-- Records for processing follows --

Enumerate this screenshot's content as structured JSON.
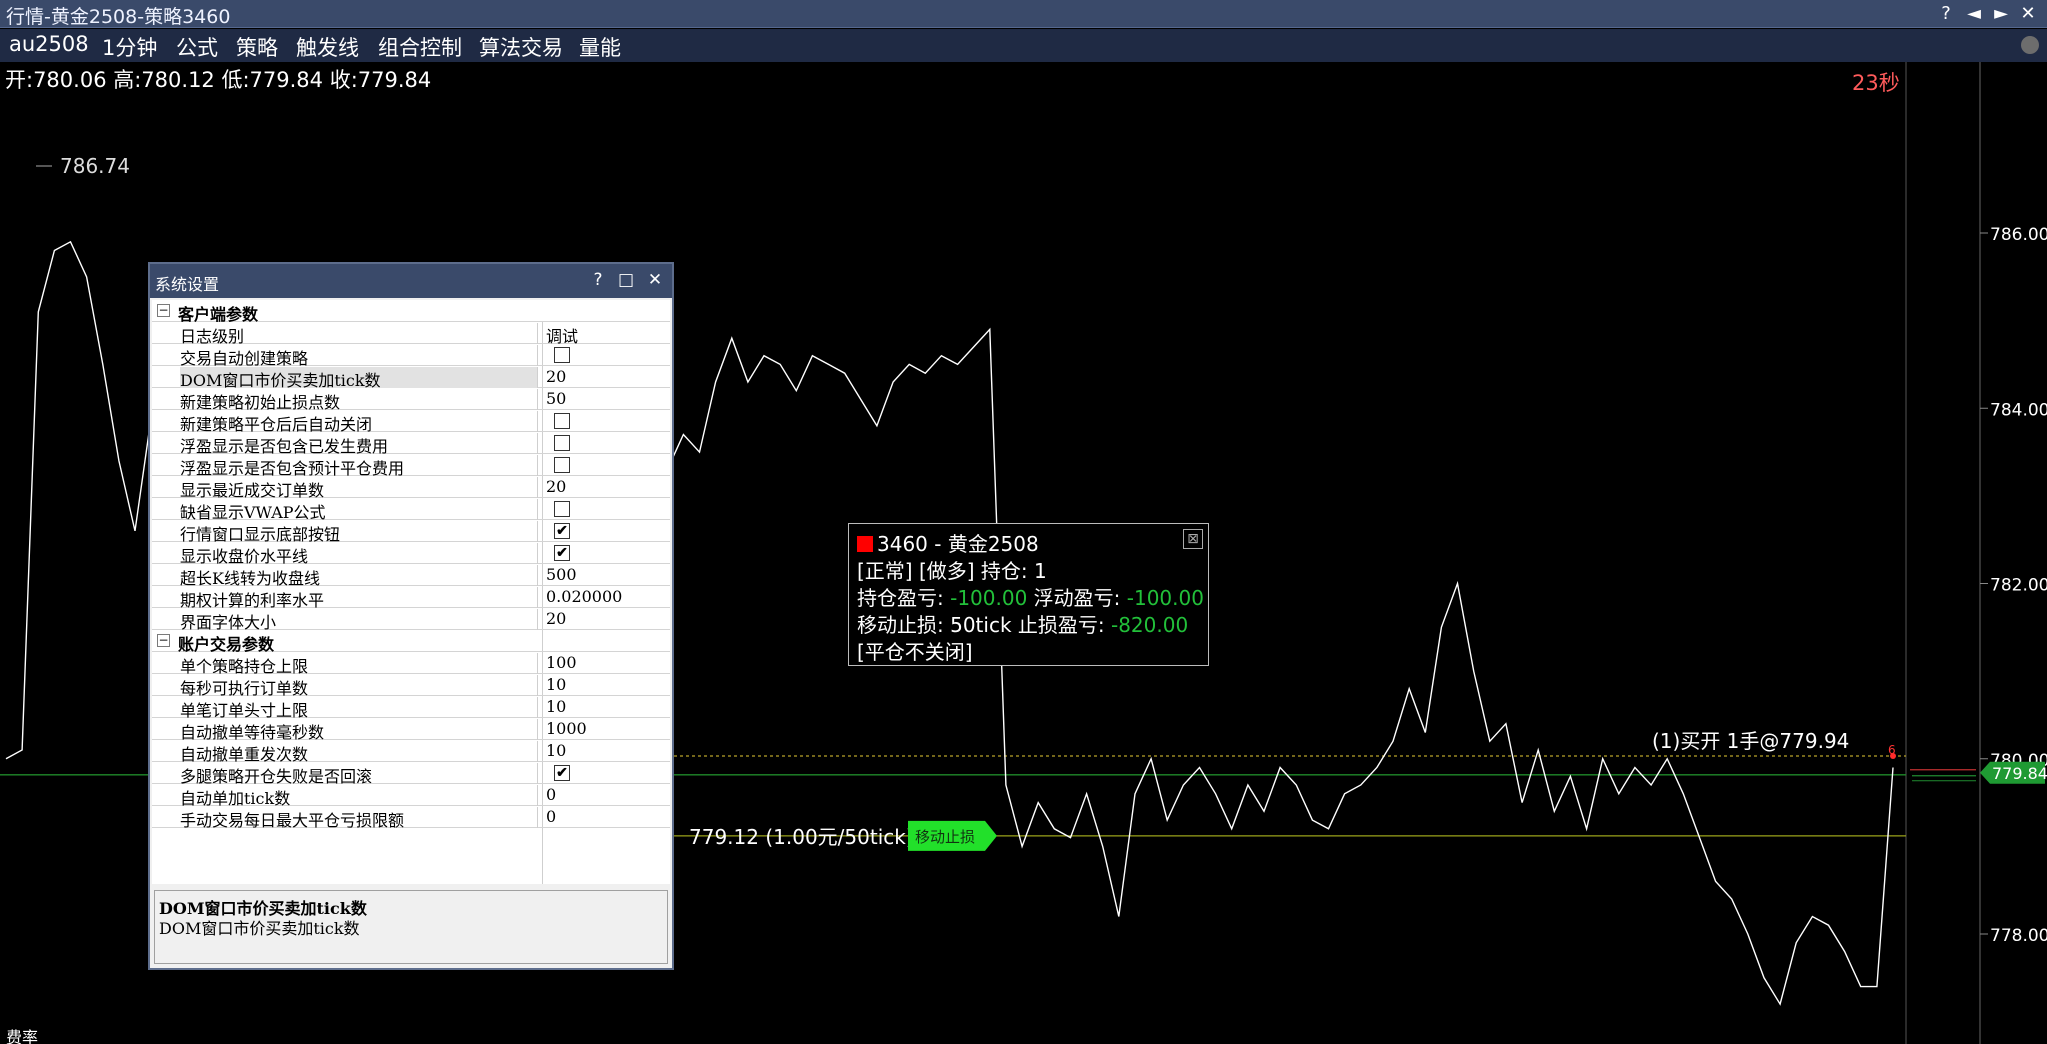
{
  "window": {
    "title": "行情-黄金2508-策略3460",
    "help_btn": "?",
    "prev_btn": "◄",
    "next_btn": "►",
    "close_btn": "✕"
  },
  "menu": {
    "items": [
      "au2508",
      "1分钟",
      "公式",
      "策略",
      "触发线",
      "组合控制",
      "算法交易",
      "量能"
    ]
  },
  "ohlc": {
    "text": "开:780.06 高:780.12 低:779.84 收:779.84"
  },
  "countdown": "23秒",
  "fee_label": "费率",
  "chart_data": {
    "type": "line",
    "yticks": [
      "786.00",
      "784.00",
      "782.00",
      "780.00",
      "778.00"
    ],
    "ytick_values": [
      786.0,
      784.0,
      782.0,
      780.0,
      778.0
    ],
    "ylim": [
      777.0,
      787.0
    ],
    "high_marker": "786.74",
    "high_value": 786.74,
    "current_price_label": "779.84",
    "current_price": 779.84,
    "open_price": 779.94,
    "stop_price": 779.12,
    "stop_label": "779.12 (1.00元/50tick)",
    "stop_button": "移动止损",
    "trade_label": "(1)买开 1手@779.94",
    "trade_marker": "6",
    "series": [
      {
        "values": [
          780.0,
          780.1,
          785.1,
          785.8,
          785.9,
          785.5,
          784.5,
          783.4,
          782.6,
          783.9,
          783.1,
          782.8,
          783.8,
          784.2,
          783.6,
          782.0,
          783.3,
          782.0,
          782.9,
          781.0,
          781.5,
          780.5,
          781.6,
          783.5,
          783.4,
          784.0,
          783.7,
          783.2,
          783.6,
          783.8,
          784.3,
          784.7,
          783.8,
          783.5,
          783.6,
          783.9,
          783.7,
          783.2,
          783.8,
          783.4,
          783.5,
          783.3,
          783.7,
          783.5,
          784.3,
          784.8,
          784.3,
          784.6,
          784.5,
          784.2,
          784.6,
          784.5,
          784.4,
          784.1,
          783.8,
          784.3,
          784.5,
          784.4,
          784.6,
          784.5,
          784.7,
          784.9,
          779.7,
          779.0,
          779.5,
          779.2,
          779.1,
          779.6,
          779.0,
          778.2,
          779.6,
          780.0,
          779.3,
          779.7,
          779.9,
          779.6,
          779.2,
          779.7,
          779.4,
          779.9,
          779.7,
          779.3,
          779.2,
          779.6,
          779.7,
          779.9,
          780.2,
          780.8,
          780.3,
          781.5,
          782.0,
          781.0,
          780.2,
          780.4,
          779.5,
          780.1,
          779.4,
          779.8,
          779.2,
          780.0,
          779.6,
          779.9,
          779.7,
          780.0,
          779.6,
          779.1,
          778.6,
          778.4,
          778.0,
          777.5,
          777.2,
          777.9,
          778.2,
          778.1,
          777.8,
          777.4,
          777.4,
          779.9
        ],
        "color": "#ffffff"
      }
    ]
  },
  "settings": {
    "title": "系统设置",
    "help_btn": "?",
    "max_btn": "□",
    "close_btn": "✕",
    "groups": [
      {
        "name": "客户端参数",
        "toggle": "−",
        "rows": [
          {
            "name": "日志级别",
            "value": "调试"
          },
          {
            "name": "交易自动创建策略",
            "checkbox": true,
            "checked": false
          },
          {
            "name": "DOM窗口市价买卖加tick数",
            "value": "20",
            "selected": true
          },
          {
            "name": "新建策略初始止损点数",
            "value": "50"
          },
          {
            "name": "新建策略平仓后后自动关闭",
            "checkbox": true,
            "checked": false
          },
          {
            "name": "浮盈显示是否包含已发生费用",
            "checkbox": true,
            "checked": false
          },
          {
            "name": "浮盈显示是否包含预计平仓费用",
            "checkbox": true,
            "checked": false
          },
          {
            "name": "显示最近成交订单数",
            "value": "20"
          },
          {
            "name": "缺省显示VWAP公式",
            "checkbox": true,
            "checked": false
          },
          {
            "name": "行情窗口显示底部按钮",
            "checkbox": true,
            "checked": true
          },
          {
            "name": "显示收盘价水平线",
            "checkbox": true,
            "checked": true
          },
          {
            "name": "超长K线转为收盘线",
            "value": "500"
          },
          {
            "name": "期权计算的利率水平",
            "value": "0.020000"
          },
          {
            "name": "界面字体大小",
            "value": "20"
          }
        ]
      },
      {
        "name": "账户交易参数",
        "toggle": "−",
        "rows": [
          {
            "name": "单个策略持仓上限",
            "value": "100"
          },
          {
            "name": "每秒可执行订单数",
            "value": "10"
          },
          {
            "name": "单笔订单头寸上限",
            "value": "10"
          },
          {
            "name": "自动撤单等待毫秒数",
            "value": "1000"
          },
          {
            "name": "自动撤单重发次数",
            "value": "10"
          },
          {
            "name": "多腿策略开仓失败是否回滚",
            "checkbox": true,
            "checked": true
          },
          {
            "name": "自动单加tick数",
            "value": "0"
          },
          {
            "name": "手动交易每日最大平仓亏损限额",
            "value": "0"
          }
        ]
      }
    ],
    "description_title": "DOM窗口市价买卖加tick数",
    "description_text": "DOM窗口市价买卖加tick数",
    "check_mark": "✔"
  },
  "strategy_box": {
    "header": "3460 - 黄金2508",
    "close_icon": "⊠",
    "line2": "[正常] [做多] 持仓: 1",
    "pos_pl_label": "持仓盈亏: ",
    "pos_pl_value": "-100.00",
    "float_pl_label": " 浮动盈亏: ",
    "float_pl_value": "-100.00",
    "stop_label": "移动止损: 50tick 止损盈亏: ",
    "stop_value": "-820.00",
    "line5": "[平仓不关闭]"
  }
}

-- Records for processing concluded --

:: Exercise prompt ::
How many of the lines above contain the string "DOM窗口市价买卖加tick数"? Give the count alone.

:: Exercise solution ::
3